§ TASK REQUIREMENTS:
Give back the full data, unchanged and complete.
### RECORDS FOR THE TASK
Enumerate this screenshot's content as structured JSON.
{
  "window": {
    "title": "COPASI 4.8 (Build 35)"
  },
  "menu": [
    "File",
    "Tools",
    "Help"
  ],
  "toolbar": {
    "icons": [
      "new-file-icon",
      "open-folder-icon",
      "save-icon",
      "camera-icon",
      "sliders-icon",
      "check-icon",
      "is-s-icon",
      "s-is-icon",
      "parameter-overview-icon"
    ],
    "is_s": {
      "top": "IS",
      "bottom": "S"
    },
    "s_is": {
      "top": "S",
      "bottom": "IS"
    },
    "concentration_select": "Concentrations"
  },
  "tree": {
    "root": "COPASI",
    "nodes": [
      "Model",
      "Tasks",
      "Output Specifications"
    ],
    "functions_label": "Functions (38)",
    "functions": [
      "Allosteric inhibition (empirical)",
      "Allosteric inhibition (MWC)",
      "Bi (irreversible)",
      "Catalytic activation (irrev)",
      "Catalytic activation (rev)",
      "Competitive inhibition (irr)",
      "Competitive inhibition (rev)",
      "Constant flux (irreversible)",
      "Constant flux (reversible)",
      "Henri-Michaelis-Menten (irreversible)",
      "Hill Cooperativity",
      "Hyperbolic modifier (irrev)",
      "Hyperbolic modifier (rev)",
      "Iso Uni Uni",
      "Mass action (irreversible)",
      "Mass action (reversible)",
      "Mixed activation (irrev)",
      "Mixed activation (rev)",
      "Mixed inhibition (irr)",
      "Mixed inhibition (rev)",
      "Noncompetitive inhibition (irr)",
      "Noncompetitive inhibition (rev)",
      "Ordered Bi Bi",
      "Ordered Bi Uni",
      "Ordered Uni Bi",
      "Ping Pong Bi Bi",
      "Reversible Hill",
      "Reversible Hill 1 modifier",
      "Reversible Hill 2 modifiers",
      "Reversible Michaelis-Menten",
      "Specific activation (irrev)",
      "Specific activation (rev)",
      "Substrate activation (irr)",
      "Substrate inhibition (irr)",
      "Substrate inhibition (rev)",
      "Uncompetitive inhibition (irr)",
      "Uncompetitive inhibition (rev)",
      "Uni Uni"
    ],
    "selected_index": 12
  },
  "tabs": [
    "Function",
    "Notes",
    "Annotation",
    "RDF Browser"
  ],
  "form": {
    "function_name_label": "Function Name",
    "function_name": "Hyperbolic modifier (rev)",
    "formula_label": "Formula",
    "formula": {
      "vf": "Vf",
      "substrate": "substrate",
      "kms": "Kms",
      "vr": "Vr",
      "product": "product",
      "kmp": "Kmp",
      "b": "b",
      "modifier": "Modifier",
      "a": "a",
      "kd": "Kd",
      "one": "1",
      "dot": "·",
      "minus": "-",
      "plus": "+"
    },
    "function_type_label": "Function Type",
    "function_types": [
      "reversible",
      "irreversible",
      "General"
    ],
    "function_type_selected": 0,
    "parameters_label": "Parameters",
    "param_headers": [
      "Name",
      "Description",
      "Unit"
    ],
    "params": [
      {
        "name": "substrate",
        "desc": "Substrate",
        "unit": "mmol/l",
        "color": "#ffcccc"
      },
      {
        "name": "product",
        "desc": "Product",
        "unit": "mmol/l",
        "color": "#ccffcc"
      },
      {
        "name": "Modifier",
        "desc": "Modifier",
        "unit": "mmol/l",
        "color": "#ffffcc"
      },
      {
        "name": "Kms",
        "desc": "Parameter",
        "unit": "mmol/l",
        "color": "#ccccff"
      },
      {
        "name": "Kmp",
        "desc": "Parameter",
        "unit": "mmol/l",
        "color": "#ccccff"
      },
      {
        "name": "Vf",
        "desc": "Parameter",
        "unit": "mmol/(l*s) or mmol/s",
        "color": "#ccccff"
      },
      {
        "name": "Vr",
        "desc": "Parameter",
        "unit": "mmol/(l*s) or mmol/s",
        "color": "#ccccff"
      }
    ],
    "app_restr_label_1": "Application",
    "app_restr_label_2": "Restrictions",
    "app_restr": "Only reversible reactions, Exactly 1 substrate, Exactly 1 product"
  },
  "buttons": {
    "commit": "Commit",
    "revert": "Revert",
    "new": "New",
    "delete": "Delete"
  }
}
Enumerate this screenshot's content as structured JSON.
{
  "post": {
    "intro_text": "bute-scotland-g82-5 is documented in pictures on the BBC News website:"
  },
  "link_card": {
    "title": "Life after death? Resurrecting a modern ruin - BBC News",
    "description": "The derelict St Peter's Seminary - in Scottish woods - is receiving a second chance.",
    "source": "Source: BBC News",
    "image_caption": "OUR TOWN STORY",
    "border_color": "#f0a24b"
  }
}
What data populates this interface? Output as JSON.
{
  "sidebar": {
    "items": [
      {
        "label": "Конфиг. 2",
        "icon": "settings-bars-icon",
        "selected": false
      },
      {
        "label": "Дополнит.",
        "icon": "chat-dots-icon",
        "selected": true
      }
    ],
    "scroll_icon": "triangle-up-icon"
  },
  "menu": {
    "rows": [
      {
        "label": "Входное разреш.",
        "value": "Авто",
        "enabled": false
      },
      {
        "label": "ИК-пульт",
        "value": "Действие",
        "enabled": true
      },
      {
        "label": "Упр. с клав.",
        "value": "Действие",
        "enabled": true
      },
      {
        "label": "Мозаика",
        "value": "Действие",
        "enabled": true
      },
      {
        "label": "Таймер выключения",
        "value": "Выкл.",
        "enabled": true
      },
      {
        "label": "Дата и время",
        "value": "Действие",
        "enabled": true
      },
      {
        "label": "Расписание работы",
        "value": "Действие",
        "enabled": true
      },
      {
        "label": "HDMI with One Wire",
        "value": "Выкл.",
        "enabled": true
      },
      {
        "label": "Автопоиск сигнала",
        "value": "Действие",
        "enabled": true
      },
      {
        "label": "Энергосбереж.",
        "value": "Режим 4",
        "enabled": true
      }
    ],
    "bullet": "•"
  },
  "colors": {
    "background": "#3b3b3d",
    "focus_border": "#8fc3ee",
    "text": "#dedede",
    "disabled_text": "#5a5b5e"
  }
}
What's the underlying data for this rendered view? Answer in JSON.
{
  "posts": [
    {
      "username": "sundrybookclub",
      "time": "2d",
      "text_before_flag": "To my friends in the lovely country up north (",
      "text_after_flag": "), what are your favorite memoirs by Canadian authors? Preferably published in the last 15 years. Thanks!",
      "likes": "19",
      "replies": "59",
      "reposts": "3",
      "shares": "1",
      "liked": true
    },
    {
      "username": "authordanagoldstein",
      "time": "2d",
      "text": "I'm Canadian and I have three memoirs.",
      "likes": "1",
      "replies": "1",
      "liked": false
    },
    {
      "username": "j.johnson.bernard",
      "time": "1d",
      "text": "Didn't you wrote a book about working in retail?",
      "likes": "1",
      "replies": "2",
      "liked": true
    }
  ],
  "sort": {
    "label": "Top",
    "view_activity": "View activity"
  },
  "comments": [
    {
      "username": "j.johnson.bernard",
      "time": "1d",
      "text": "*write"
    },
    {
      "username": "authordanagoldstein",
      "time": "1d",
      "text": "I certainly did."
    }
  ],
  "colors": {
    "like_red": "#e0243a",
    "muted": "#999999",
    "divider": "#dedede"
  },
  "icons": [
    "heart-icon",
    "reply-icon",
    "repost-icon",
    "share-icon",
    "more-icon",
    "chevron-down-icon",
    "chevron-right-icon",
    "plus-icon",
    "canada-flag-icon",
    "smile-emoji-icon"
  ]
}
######
§ RESULT OF THIS TASK:
Enumerate this screenshot's content as structured JSON.
{
  "window": {
    "title": "COPASI 4.8 (Build 35)"
  },
  "menu": [
    "File",
    "Tools",
    "Help"
  ],
  "toolbar": {
    "icons": [
      "new-file-icon",
      "open-folder-icon",
      "save-icon",
      "camera-icon",
      "sliders-icon",
      "check-icon",
      "is-s-icon",
      "s-is-icon",
      "parameter-overview-icon"
    ],
    "is_s": {
      "top": "IS",
      "bottom": "S"
    },
    "s_is": {
      "top": "S",
      "bottom": "IS"
    },
    "concentration_select": "Concentrations"
  },
  "tree": {
    "root": "COPASI",
    "nodes": [
      "Model",
      "Tasks",
      "Output Specifications"
    ],
    "functions_label": "Functions (38)",
    "functions": [
      "Allosteric inhibition (empirical)",
      "Allosteric inhibition (MWC)",
      "Bi (irreversible)",
      "Catalytic activation (irrev)",
      "Catalytic activation (rev)",
      "Competitive inhibition (irr)",
      "Competitive inhibition (rev)",
      "Constant flux (irreversible)",
      "Constant flux (reversible)",
      "Henri-Michaelis-Menten (irreversible)",
      "Hill Cooperativity",
      "Hyperbolic modifier (irrev)",
      "Hyperbolic modifier (rev)",
      "Iso Uni Uni",
      "Mass action (irreversible)",
      "Mass action (reversible)",
      "Mixed activation (irrev)",
      "Mixed activation (rev)",
      "Mixed inhibition (irr)",
      "Mixed inhibition (rev)",
      "Noncompetitive inhibition (irr)",
      "Noncompetitive inhibition (rev)",
      "Ordered Bi Bi",
      "Ordered Bi Uni",
      "Ordered Uni Bi",
      "Ping Pong Bi Bi",
      "Reversible Hill",
      "Reversible Hill 1 modifier",
      "Reversible Hill 2 modifiers",
      "Reversible Michaelis-Menten",
      "Specific activation (irrev)",
      "Specific activation (rev)",
      "Substrate activation (irr)",
      "Substrate inhibition (irr)",
      "Substrate inhibition (rev)",
      "Uncompetitive inhibition (irr)",
      "Uncompetitive inhibition (rev)",
      "Uni Uni"
    ],
    "selected_index": 12
  },
  "tabs": [
    "Function",
    "Notes",
    "Annotation",
    "RDF Browser"
  ],
  "form": {
    "function_name_label": "Function Name",
    "function_name": "Hyperbolic modifier (rev)",
    "formula_label": "Formula",
    "formula": {
      "vf": "Vf",
      "substrate": "substrate",
      "kms": "Kms",
      "vr": "Vr",
      "product": "product",
      "kmp": "Kmp",
      "b": "b",
      "modifier": "Modifier",
      "a": "a",
      "kd": "Kd",
      "one": "1",
      "dot": "·",
      "minus": "-",
      "plus": "+"
    },
    "function_type_label": "Function Type",
    "function_types": [
      "reversible",
      "irreversible",
      "General"
    ],
    "function_type_selected": 0,
    "parameters_label": "Parameters",
    "param_headers": [
      "Name",
      "Description",
      "Unit"
    ],
    "params": [
      {
        "name": "substrate",
        "desc": "Substrate",
        "unit": "mmol/l",
        "color": "#ffcccc"
      },
      {
        "name": "product",
        "desc": "Product",
        "unit": "mmol/l",
        "color": "#ccffcc"
      },
      {
        "name": "Modifier",
        "desc": "Modifier",
        "unit": "mmol/l",
        "color": "#ffffcc"
      },
      {
        "name": "Kms",
        "desc": "Parameter",
        "unit": "mmol/l",
        "color": "#ccccff"
      },
      {
        "name": "Kmp",
        "desc": "Parameter",
        "unit": "mmol/l",
        "color": "#ccccff"
      },
      {
        "name": "Vf",
        "desc": "Parameter",
        "unit": "mmol/(l*s) or mmol/s",
        "color": "#ccccff"
      },
      {
        "name": "Vr",
        "desc": "Parameter",
        "unit": "mmol/(l*s) or mmol/s",
        "color": "#ccccff"
      }
    ],
    "app_restr_label_1": "Application",
    "app_restr_label_2": "Restrictions",
    "app_restr": "Only reversible reactions, Exactly 1 substrate, Exactly 1 product"
  },
  "buttons": {
    "commit": "Commit",
    "revert": "Revert",
    "new": "New",
    "delete": "Delete"
  }
}
Enumerate this screenshot's content as structured JSON.
{
  "post": {
    "intro_text": "bute-scotland-g82-5 is documented in pictures on the BBC News website:"
  },
  "link_card": {
    "title": "Life after death? Resurrecting a modern ruin - BBC News",
    "description": "The derelict St Peter's Seminary - in Scottish woods - is receiving a second chance.",
    "source": "Source: BBC News",
    "image_caption": "OUR TOWN STORY",
    "border_color": "#f0a24b"
  }
}
What data populates this interface? Output as JSON.
{
  "sidebar": {
    "items": [
      {
        "label": "Конфиг. 2",
        "icon": "settings-bars-icon",
        "selected": false
      },
      {
        "label": "Дополнит.",
        "icon": "chat-dots-icon",
        "selected": true
      }
    ],
    "scroll_icon": "triangle-up-icon"
  },
  "menu": {
    "rows": [
      {
        "label": "Входное разреш.",
        "value": "Авто",
        "enabled": false
      },
      {
        "label": "ИК-пульт",
        "value": "Действие",
        "enabled": true
      },
      {
        "label": "Упр. с клав.",
        "value": "Действие",
        "enabled": true
      },
      {
        "label": "Мозаика",
        "value": "Действие",
        "enabled": true
      },
      {
        "label": "Таймер выключения",
        "value": "Выкл.",
        "enabled": true
      },
      {
        "label": "Дата и время",
        "value": "Действие",
        "enabled": true
      },
      {
        "label": "Расписание работы",
        "value": "Действие",
        "enabled": true
      },
      {
        "label": "HDMI with One Wire",
        "value": "Выкл.",
        "enabled": true
      },
      {
        "label": "Автопоиск сигнала",
        "value": "Действие",
        "enabled": true
      },
      {
        "label": "Энергосбереж.",
        "value": "Режим 4",
        "enabled": true
      }
    ],
    "bullet": "•"
  },
  "colors": {
    "background": "#3b3b3d",
    "focus_border": "#8fc3ee",
    "text": "#dedede",
    "disabled_text": "#5a5b5e"
  }
}
What's the underlying data for this rendered view? Answer in JSON.
{
  "posts": [
    {
      "username": "sundrybookclub",
      "time": "2d",
      "text_before_flag": "To my friends in the lovely country up north (",
      "text_after_flag": "), what are your favorite memoirs by Canadian authors? Preferably published in the last 15 years. Thanks!",
      "likes": "19",
      "replies": "59",
      "reposts": "3",
      "shares": "1",
      "liked": true
    },
    {
      "username": "authordanagoldstein",
      "time": "2d",
      "text": "I'm Canadian and I have three memoirs.",
      "likes": "1",
      "replies": "1",
      "liked": false
    },
    {
      "username": "j.johnson.bernard",
      "time": "1d",
      "text": "Didn't you wrote a book about working in retail?",
      "likes": "1",
      "replies": "2",
      "liked": true
    }
  ],
  "sort": {
    "label": "Top",
    "view_activity": "View activity"
  },
  "comments": [
    {
      "username": "j.johnson.bernard",
      "time": "1d",
      "text": "*write"
    },
    {
      "username": "authordanagoldstein",
      "time": "1d",
      "text": "I certainly did."
    }
  ],
  "colors": {
    "like_red": "#e0243a",
    "muted": "#999999",
    "divider": "#dedede"
  },
  "icons": [
    "heart-icon",
    "reply-icon",
    "repost-icon",
    "share-icon",
    "more-icon",
    "chevron-down-icon",
    "chevron-right-icon",
    "plus-icon",
    "canada-flag-icon",
    "smile-emoji-icon"
  ]
}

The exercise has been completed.